Images of the Miller Island WRE site, from April (left) and June 2022 (right). Both photos were taken after the topography features were completed, but prior to application of irrigation water, so the water pictured is from precipitation and potentially groundwater influence. Photos courtesy Ariel Snyder, NRCS.
Dustin Taylor, the Private Lands Biologist for the Klamath Basin NWR Complex, said that the goal of the restoration project was to bring back the riparian-adjacent wetland characteristics of the parcel. With wetlands disappearing rapidly across the Pacific Flyway, this is especially important. Taylor also said that ODFW’s outstanding track record of managing wetland habitat means the Miller Island project is set up for success.
“It’s ultimately going to be a really productive semi-permanent wetland,” he said. “This project supports the birds in the Flyway and provides some resiliency to the habitat we can provide in the Basin.”
Although restoration work is a typical part of the WRE program, Snyder said that the easement on Miller Island is otherwise unique. Most WREs are held by private landowners, meaning the wetland habitat they support is inaccessible to the public. Because ODFW holds this easement, public hunters and recreators are able to reap the full benefits of the wetland’s conservation. Josh Schmucker, the Klamath Wildlife Area Manager for ODFW, said that this access is especially poignant due to the parcel being obtained with funding from Oregon waterfowl stamp dollars.

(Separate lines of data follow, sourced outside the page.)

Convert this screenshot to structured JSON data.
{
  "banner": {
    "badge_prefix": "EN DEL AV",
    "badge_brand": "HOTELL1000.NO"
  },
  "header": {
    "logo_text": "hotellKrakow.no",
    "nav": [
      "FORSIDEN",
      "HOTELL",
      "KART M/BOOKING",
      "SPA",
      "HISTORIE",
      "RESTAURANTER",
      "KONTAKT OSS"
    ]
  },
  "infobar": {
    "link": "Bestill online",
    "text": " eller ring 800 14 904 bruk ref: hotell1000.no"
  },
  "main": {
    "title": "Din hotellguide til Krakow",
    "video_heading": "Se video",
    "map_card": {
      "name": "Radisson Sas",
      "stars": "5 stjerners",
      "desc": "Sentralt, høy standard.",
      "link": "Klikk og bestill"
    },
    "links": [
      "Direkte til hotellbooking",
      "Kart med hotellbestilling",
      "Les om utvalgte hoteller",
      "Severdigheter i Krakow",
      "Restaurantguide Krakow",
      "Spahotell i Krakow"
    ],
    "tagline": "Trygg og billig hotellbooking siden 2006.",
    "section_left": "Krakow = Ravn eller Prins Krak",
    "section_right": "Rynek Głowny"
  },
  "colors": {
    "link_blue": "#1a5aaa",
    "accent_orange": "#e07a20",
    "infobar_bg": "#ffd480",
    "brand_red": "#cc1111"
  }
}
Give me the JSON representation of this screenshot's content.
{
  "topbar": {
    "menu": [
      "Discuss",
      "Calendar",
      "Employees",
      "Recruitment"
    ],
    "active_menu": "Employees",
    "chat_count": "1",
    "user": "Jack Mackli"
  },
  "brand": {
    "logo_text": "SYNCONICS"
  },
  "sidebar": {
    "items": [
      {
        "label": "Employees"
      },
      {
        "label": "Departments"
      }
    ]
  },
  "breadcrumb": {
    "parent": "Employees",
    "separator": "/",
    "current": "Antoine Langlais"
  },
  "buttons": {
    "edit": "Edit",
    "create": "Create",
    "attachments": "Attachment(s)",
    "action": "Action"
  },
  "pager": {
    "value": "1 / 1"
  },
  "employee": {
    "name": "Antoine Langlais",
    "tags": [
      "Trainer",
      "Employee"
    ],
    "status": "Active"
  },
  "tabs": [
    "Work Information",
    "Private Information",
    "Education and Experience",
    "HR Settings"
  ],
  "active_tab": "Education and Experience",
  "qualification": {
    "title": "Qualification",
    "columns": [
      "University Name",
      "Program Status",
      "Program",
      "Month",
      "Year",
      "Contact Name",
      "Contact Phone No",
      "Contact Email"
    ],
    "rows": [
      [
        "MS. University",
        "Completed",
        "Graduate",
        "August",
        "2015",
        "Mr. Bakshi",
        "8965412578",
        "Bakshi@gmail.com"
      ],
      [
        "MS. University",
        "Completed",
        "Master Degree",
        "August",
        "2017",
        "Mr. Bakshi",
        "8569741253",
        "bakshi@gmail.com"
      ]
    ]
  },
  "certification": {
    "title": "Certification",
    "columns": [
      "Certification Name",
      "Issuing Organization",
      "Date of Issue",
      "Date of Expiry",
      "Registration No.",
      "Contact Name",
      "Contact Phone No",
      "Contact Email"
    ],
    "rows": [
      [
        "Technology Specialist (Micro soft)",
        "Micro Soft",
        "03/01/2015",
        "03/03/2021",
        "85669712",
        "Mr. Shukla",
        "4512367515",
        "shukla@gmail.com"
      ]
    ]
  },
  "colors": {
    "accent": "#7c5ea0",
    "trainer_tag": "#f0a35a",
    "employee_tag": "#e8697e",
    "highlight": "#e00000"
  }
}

“Oregonians who purchased bird stamps can now come out and hunt on this property that they essentially bought with their dollars,” Schmucker said. “That is a really, really cool aspect of this project.”
Ed Contreras, the IWJV’s Southern Oregon Northeastern California Conservation Delivery Coordinator, said that this is especially important for both birds and people as semi-permanent wetlands are in steep decline throughout the Pacific Flyway.
“In a year sportsmen and women can’t hunt Tule Lake and Lower Klamath National Wildlife Refuges because of habitat loss, the improved WRE unit on Miller Island is providing a new publicly accessible wetland,” he said. “Projects like this provide hope for restoring wetlands and waterbird habitat in the Upper Klamath Basin.”